Investors should take a close look at Doctors Hospital Health System (DHS), our only non-Government full-service medical centre. DHS has never attracted much attention because of its small market capitalisation - ten million shares outstanding, trading at about $2.20 per share. But its recent Annual Report for the fiscal year to January 31, 2019 (released in June) should be required reading for it is positive news.
This week, I am catching up with a friend who lives in New York. She has two children - 13 and ten - who attend the Waldorf school where she works as a teacher.
AS the nation continues to struggle through the power problems affecting New Providence, there continue to be moments that make you realise how little prepared the government was for this.
On the very day Davon Alistar “MDeez” Knight was scheduled to light up the stage at Sumfest in Montego Bay, Jamaica, he was laid to rest.
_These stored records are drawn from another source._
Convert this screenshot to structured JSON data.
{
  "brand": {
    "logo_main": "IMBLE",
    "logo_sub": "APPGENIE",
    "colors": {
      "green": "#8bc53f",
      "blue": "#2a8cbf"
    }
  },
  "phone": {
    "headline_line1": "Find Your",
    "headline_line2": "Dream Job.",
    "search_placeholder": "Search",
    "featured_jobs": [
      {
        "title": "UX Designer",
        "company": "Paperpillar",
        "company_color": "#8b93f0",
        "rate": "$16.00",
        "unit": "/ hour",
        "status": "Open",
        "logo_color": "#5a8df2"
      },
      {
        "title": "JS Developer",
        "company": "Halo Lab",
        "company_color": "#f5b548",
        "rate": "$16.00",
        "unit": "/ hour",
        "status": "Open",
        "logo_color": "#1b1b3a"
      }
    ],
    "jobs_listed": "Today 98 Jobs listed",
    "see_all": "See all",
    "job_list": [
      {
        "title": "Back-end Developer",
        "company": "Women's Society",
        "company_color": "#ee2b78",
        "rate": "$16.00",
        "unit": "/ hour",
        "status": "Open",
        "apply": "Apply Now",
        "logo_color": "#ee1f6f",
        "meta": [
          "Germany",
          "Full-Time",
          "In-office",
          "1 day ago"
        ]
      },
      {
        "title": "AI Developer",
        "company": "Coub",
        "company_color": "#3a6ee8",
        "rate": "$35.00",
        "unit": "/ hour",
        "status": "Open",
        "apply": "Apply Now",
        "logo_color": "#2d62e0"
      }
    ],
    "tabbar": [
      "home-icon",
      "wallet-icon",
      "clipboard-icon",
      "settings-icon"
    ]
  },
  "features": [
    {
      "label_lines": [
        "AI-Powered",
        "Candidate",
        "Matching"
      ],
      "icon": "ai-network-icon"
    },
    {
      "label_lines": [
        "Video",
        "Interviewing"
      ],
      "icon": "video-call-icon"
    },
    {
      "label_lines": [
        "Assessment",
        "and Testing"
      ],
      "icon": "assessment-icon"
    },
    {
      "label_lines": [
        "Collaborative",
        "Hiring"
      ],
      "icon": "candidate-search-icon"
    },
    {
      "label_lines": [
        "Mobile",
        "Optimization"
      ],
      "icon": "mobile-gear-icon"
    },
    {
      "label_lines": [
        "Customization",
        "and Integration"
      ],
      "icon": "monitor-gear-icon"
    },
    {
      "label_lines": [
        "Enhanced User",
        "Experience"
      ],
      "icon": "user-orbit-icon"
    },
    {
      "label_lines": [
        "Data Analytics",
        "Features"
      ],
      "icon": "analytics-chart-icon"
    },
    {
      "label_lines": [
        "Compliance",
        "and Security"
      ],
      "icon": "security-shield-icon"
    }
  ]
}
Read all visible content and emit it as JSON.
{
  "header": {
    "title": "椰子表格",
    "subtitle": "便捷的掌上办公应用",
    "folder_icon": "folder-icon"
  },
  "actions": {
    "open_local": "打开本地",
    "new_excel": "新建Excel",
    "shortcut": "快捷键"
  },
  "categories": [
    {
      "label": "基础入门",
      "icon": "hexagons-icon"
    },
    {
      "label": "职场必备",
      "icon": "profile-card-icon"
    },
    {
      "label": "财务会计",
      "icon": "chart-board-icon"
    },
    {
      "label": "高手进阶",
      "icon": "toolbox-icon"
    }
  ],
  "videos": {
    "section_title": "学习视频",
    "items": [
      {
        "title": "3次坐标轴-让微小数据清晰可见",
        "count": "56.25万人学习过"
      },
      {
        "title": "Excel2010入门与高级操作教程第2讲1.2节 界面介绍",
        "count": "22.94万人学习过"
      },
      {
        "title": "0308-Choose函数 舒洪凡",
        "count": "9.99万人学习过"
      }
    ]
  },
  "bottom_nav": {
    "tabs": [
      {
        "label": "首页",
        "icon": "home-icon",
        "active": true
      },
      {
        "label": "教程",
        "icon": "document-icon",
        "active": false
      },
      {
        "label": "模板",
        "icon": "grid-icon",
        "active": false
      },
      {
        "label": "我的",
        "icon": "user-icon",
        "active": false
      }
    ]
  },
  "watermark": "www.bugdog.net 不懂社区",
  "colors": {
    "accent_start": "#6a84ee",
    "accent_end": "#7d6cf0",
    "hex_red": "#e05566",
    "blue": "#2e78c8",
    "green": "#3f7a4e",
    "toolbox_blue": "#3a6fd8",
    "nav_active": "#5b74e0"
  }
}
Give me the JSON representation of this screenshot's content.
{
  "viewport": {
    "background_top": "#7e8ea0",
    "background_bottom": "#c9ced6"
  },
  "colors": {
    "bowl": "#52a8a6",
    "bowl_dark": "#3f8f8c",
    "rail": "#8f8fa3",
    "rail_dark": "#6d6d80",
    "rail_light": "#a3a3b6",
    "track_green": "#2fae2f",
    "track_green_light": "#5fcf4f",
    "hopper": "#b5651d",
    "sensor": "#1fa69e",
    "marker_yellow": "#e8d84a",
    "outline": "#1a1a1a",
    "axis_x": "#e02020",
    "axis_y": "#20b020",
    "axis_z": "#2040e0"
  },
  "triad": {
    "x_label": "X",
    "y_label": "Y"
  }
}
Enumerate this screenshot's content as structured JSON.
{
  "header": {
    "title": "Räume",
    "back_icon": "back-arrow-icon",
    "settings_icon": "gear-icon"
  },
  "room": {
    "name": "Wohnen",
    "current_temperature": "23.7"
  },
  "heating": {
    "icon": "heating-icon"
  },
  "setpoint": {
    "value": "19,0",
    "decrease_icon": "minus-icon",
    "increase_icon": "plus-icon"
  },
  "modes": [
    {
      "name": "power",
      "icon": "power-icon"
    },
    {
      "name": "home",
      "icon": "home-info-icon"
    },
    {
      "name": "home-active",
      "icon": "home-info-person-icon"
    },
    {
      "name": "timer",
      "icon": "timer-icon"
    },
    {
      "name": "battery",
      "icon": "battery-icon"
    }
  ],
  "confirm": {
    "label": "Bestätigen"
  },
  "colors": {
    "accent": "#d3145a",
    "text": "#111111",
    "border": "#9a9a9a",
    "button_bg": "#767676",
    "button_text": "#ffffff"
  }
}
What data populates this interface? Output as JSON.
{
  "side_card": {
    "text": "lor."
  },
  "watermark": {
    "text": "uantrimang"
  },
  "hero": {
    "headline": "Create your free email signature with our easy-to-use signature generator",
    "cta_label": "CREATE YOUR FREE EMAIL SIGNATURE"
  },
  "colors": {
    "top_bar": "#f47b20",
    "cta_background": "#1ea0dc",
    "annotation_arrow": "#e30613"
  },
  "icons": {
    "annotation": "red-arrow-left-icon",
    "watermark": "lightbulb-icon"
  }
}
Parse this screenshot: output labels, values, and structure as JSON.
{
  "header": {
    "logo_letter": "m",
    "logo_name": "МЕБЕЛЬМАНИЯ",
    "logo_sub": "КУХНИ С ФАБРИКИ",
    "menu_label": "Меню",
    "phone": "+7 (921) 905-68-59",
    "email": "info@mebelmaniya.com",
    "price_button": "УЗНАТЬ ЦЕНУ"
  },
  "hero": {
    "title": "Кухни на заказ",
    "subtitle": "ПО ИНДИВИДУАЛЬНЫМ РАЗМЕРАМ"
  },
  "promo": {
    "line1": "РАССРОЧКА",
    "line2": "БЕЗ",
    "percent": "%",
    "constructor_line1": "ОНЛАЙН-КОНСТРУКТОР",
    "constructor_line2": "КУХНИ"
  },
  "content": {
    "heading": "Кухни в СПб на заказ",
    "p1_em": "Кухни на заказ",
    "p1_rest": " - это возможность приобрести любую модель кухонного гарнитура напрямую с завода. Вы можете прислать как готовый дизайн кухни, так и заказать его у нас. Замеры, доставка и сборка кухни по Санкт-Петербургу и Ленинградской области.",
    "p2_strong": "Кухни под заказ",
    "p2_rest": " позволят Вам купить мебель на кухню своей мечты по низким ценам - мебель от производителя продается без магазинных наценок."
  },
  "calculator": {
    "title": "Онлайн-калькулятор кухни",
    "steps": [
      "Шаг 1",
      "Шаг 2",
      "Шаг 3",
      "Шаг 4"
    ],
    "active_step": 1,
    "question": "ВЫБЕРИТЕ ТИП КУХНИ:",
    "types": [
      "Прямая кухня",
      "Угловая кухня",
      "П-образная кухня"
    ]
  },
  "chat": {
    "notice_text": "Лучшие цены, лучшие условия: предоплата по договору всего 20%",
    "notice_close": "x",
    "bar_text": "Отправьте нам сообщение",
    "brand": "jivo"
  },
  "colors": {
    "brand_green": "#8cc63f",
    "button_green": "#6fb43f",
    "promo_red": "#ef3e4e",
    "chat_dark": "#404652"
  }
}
The festival was to be widely broadcast throughout the Caribbean with a live stream available for fans around the world.
Another fascinating debate being aired during my wife’s and my extended summer visit to England was about the balance between civil liberties and state intervention in people’s lives.
US President Donald Trump’s new rule on immigration and nationality, published on August 12, is no different from the rules applied by Caribbean countries.
OUT goes the sin tax, in comes a ban on sugary drinks.
Stormy waters lie ahead for the government – some of them literally – as it tries to keep on track for its deficit target of one percent this year.
We have all waited on a line, especially here in the Bahamas.
DIANE PHILLIPS: The strange, sick case of Jeffrey Epstein and why some people can never be satisfied
The world has watched the Jeffrey Epstein story unfold with the same kind of stomach-churning fascination with which it watched the Charlie Manson murders, curiosity piqued by a failure to understand how someone could do the things he did.
There was a very quick retreat yesterday from Finance Minister Peter Turnquest after the subject of a possible rise in the minimum wage was broached.
It’s so hard to keep everything straight in Washington, DC these days.
When the ban on single-use plastics was first proposed, we warmly welcomed it in this column – with one caveat: It has to be enforced.